ISPS-US promotes psychological and social approaches to states of mind often called "psychosis" by providing education, training, advocacy, and opportunities for dialogue between service providers, people with lived experience, family members, activists, and researchers.
What does ISPS-US do?
ISPS-US provides educational opportunities, including conferences and online webinars. We advocate for issues related to psychological, social, and rights-based approaches to psychosis. We are a membership organization that provides community-building discussion and peer-reflection groups, networking opportunities, and mutual support to those who share our vision for a future of transformative mental health care.
ISPS-US welcomes all those interested in psychological and social approaches to psychosis: nurses, psychiatrists, psychologists, social workers, art therapists, occupational therapists, psychotherapists, academics, students, managers, and individuals with lived experience of psychosis or unusual/extreme states. We additionally welcome family members, friends, and others who have been affected by such experiences. We believe our mission will be best accomplished when people of diverse backgrounds, experiences, and perspectives work together to achieve mental health transformation. Please consider joining us!

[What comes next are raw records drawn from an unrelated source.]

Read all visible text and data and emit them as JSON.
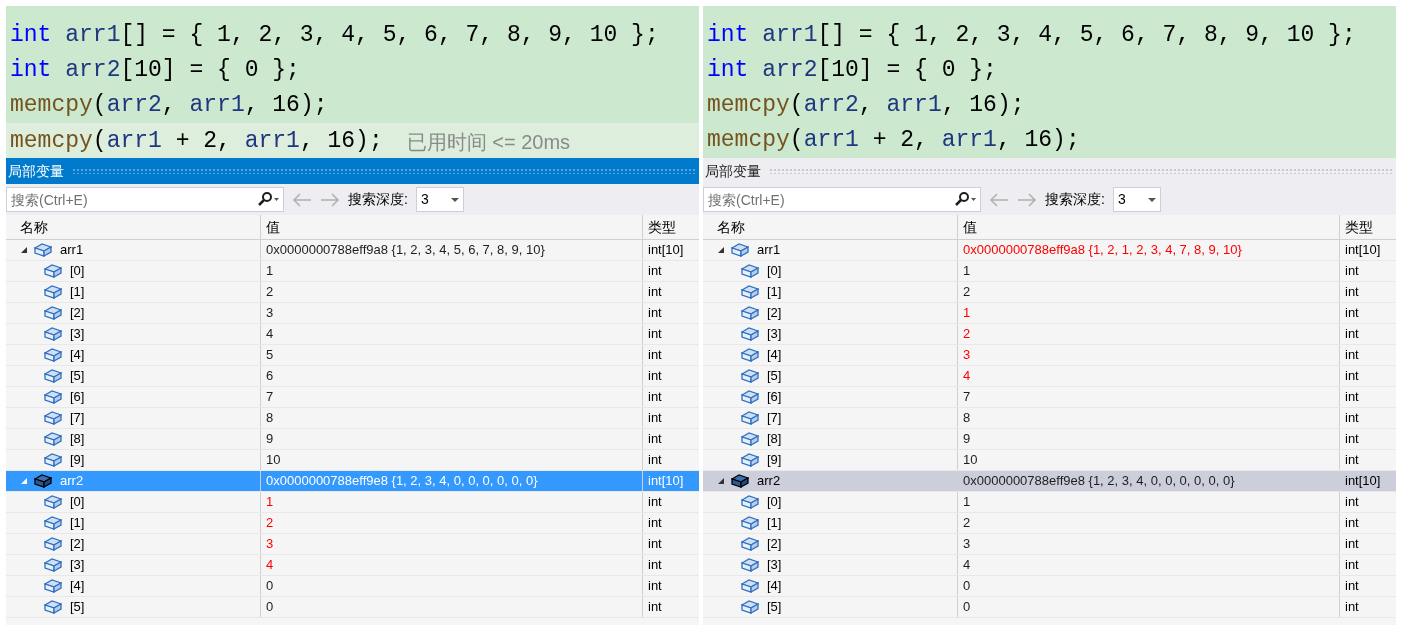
{
  "panels": [
    {
      "code": [
        {
          "current": false,
          "tokens": [
            {
              "kind": "keyword",
              "text": "int"
            },
            {
              "kind": "ident",
              "text": " arr1"
            },
            {
              "kind": "plain",
              "text": "[] = { 1, 2, 3, 4, 5, 6, 7, 8, 9, 10 };"
            }
          ]
        },
        {
          "current": false,
          "tokens": [
            {
              "kind": "keyword",
              "text": "int"
            },
            {
              "kind": "ident",
              "text": " arr2"
            },
            {
              "kind": "plain",
              "text": "[10] = { 0 };"
            }
          ]
        },
        {
          "current": false,
          "tokens": [
            {
              "kind": "function",
              "text": "memcpy"
            },
            {
              "kind": "plain",
              "text": "("
            },
            {
              "kind": "ident",
              "text": "arr2"
            },
            {
              "kind": "plain",
              "text": ", "
            },
            {
              "kind": "ident",
              "text": "arr1"
            },
            {
              "kind": "plain",
              "text": ", 16);"
            }
          ]
        },
        {
          "current": true,
          "tokens": [
            {
              "kind": "function",
              "text": "memcpy"
            },
            {
              "kind": "plain",
              "text": "("
            },
            {
              "kind": "ident",
              "text": "arr1"
            },
            {
              "kind": "plain",
              "text": " + 2, "
            },
            {
              "kind": "ident",
              "text": "arr1"
            },
            {
              "kind": "plain",
              "text": ", 16);"
            }
          ],
          "perf_tip": "已用时间 <= 20ms"
        }
      ],
      "locals": {
        "title": "局部变量",
        "active": true,
        "search_placeholder": "搜索(Ctrl+E)",
        "depth_label": "搜索深度:",
        "depth": "3",
        "columns": [
          "名称",
          "值",
          "类型"
        ],
        "rows": [
          {
            "name": "arr1",
            "value": "0x0000000788eff9a8 {1, 2, 3, 4, 5, 6, 7, 8, 9, 10}",
            "type": "int[10]",
            "changed": false,
            "selected": false,
            "expanded": true,
            "children": [
              {
                "name": "[0]",
                "value": "1",
                "type": "int",
                "changed": false,
                "selected": false
              },
              {
                "name": "[1]",
                "value": "2",
                "type": "int",
                "changed": false,
                "selected": false
              },
              {
                "name": "[2]",
                "value": "3",
                "type": "int",
                "changed": false,
                "selected": false
              },
              {
                "name": "[3]",
                "value": "4",
                "type": "int",
                "changed": false,
                "selected": false
              },
              {
                "name": "[4]",
                "value": "5",
                "type": "int",
                "changed": false,
                "selected": false
              },
              {
                "name": "[5]",
                "value": "6",
                "type": "int",
                "changed": false,
                "selected": false
              },
              {
                "name": "[6]",
                "value": "7",
                "type": "int",
                "changed": false,
                "selected": false
              },
              {
                "name": "[7]",
                "value": "8",
                "type": "int",
                "changed": false,
                "selected": false
              },
              {
                "name": "[8]",
                "value": "9",
                "type": "int",
                "changed": false,
                "selected": false
              },
              {
                "name": "[9]",
                "value": "10",
                "type": "int",
                "changed": false,
                "selected": false
              }
            ]
          },
          {
            "name": "arr2",
            "value": "0x0000000788eff9e8 {1, 2, 3, 4, 0, 0, 0, 0, 0, 0}",
            "type": "int[10]",
            "changed": false,
            "selected": true,
            "expanded": true,
            "children": [
              {
                "name": "[0]",
                "value": "1",
                "type": "int",
                "changed": true,
                "selected": false
              },
              {
                "name": "[1]",
                "value": "2",
                "type": "int",
                "changed": true,
                "selected": false
              },
              {
                "name": "[2]",
                "value": "3",
                "type": "int",
                "changed": true,
                "selected": false
              },
              {
                "name": "[3]",
                "value": "4",
                "type": "int",
                "changed": true,
                "selected": false
              },
              {
                "name": "[4]",
                "value": "0",
                "type": "int",
                "changed": false,
                "selected": false
              },
              {
                "name": "[5]",
                "value": "0",
                "type": "int",
                "changed": false,
                "selected": false
              }
            ]
          }
        ]
      }
    },
    {
      "code": [
        {
          "current": false,
          "tokens": [
            {
              "kind": "keyword",
              "text": "int"
            },
            {
              "kind": "ident",
              "text": " arr1"
            },
            {
              "kind": "plain",
              "text": "[] = { 1, 2, 3, 4, 5, 6, 7, 8, 9, 10 };"
            }
          ]
        },
        {
          "current": false,
          "tokens": [
            {
              "kind": "keyword",
              "text": "int"
            },
            {
              "kind": "ident",
              "text": " arr2"
            },
            {
              "kind": "plain",
              "text": "[10] = { 0 };"
            }
          ]
        },
        {
          "current": false,
          "tokens": [
            {
              "kind": "function",
              "text": "memcpy"
            },
            {
              "kind": "plain",
              "text": "("
            },
            {
              "kind": "ident",
              "text": "arr2"
            },
            {
              "kind": "plain",
              "text": ", "
            },
            {
              "kind": "ident",
              "text": "arr1"
            },
            {
              "kind": "plain",
              "text": ", 16);"
            }
          ]
        },
        {
          "current": false,
          "tokens": [
            {
              "kind": "function",
              "text": "memcpy"
            },
            {
              "kind": "plain",
              "text": "("
            },
            {
              "kind": "ident",
              "text": "arr1"
            },
            {
              "kind": "plain",
              "text": " + 2, "
            },
            {
              "kind": "ident",
              "text": "arr1"
            },
            {
              "kind": "plain",
              "text": ", 16);"
            }
          ]
        }
      ],
      "locals": {
        "title": "局部变量",
        "active": false,
        "search_placeholder": "搜索(Ctrl+E)",
        "depth_label": "搜索深度:",
        "depth": "3",
        "columns": [
          "名称",
          "值",
          "类型"
        ],
        "rows": [
          {
            "name": "arr1",
            "value": "0x0000000788eff9a8 {1, 2, 1, 2, 3, 4, 7, 8, 9, 10}",
            "type": "int[10]",
            "changed": true,
            "selected": false,
            "expanded": true,
            "children": [
              {
                "name": "[0]",
                "value": "1",
                "type": "int",
                "changed": false,
                "selected": false
              },
              {
                "name": "[1]",
                "value": "2",
                "type": "int",
                "changed": false,
                "selected": false
              },
              {
                "name": "[2]",
                "value": "1",
                "type": "int",
                "changed": true,
                "selected": false
              },
              {
                "name": "[3]",
                "value": "2",
                "type": "int",
                "changed": true,
                "selected": false
              },
              {
                "name": "[4]",
                "value": "3",
                "type": "int",
                "changed": true,
                "selected": false
              },
              {
                "name": "[5]",
                "value": "4",
                "type": "int",
                "changed": true,
                "selected": false
              },
              {
                "name": "[6]",
                "value": "7",
                "type": "int",
                "changed": false,
                "selected": false
              },
              {
                "name": "[7]",
                "value": "8",
                "type": "int",
                "changed": false,
                "selected": false
              },
              {
                "name": "[8]",
                "value": "9",
                "type": "int",
                "changed": false,
                "selected": false
              },
              {
                "name": "[9]",
                "value": "10",
                "type": "int",
                "changed": false,
                "selected": false
              }
            ]
          },
          {
            "name": "arr2",
            "value": "0x0000000788eff9e8 {1, 2, 3, 4, 0, 0, 0, 0, 0, 0}",
            "type": "int[10]",
            "changed": false,
            "selected": true,
            "expanded": true,
            "children": [
              {
                "name": "[0]",
                "value": "1",
                "type": "int",
                "changed": false,
                "selected": false
              },
              {
                "name": "[1]",
                "value": "2",
                "type": "int",
                "changed": false,
                "selected": false
              },
              {
                "name": "[2]",
                "value": "3",
                "type": "int",
                "changed": false,
                "selected": false
              },
              {
                "name": "[3]",
                "value": "4",
                "type": "int",
                "changed": false,
                "selected": false
              },
              {
                "name": "[4]",
                "value": "0",
                "type": "int",
                "changed": false,
                "selected": false
              },
              {
                "name": "[5]",
                "value": "0",
                "type": "int",
                "changed": false,
                "selected": false
              }
            ]
          }
        ]
      }
    }
  ]
}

ISPS was founded in 1956 by pioneering Swiss psychiatrists Christian Müller and Gaetano Benedetti, who were dissatisfied with the prevalent treatment of psychosis. A human rights movement, ISPS recognized the harm done within the asylums of the time and sought to bring together practitioners worldwide at international symposia to exchange ideas for humane and inclusive alternatives. During these early years, the ISPS acronym stood for the International Symposium for the Psychotherapy of Schizophrenia; however, in March 2012, ISPS members voted to remove the word Schizophrenia from the name of the organization. There are now ISPS chapters in 19 countries across five continents, organizing locally and benefitting from the worldwide network to harness ideas for transformation and change.

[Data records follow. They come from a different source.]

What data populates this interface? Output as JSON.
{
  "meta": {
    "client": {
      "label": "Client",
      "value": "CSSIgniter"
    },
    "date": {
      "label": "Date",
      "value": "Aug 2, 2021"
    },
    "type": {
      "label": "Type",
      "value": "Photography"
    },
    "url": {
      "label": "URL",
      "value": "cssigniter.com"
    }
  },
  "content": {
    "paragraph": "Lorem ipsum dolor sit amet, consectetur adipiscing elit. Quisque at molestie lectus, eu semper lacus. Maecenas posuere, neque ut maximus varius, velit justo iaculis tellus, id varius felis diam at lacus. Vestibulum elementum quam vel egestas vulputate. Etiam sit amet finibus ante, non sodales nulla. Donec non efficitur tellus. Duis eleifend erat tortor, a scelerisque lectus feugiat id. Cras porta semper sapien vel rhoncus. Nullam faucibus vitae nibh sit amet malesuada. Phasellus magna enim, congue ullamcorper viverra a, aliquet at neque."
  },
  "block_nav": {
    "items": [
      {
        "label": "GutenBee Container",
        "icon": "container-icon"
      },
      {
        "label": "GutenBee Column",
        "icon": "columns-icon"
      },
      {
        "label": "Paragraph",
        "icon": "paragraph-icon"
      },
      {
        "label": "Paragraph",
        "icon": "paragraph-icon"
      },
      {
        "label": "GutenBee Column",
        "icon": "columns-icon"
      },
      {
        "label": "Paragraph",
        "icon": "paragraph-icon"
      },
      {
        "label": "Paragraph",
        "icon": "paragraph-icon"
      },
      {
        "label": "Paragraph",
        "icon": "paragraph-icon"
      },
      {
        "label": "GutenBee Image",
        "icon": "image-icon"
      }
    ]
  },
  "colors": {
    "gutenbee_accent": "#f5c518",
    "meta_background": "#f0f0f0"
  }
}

David Feinsilver, M.D., a longtime Chestnut Lodge medical staff member, launched the United States chapter of ISPS in 1998, aiming to join with other professionals and lay people to promote the humane, comprehensive, and in-depth treatment of psychosis. By October of 1999, ISPS-US held our first annual meeting, at the Washington School of Psychiatry. Curious to learn more about our history? Visit ISPS International.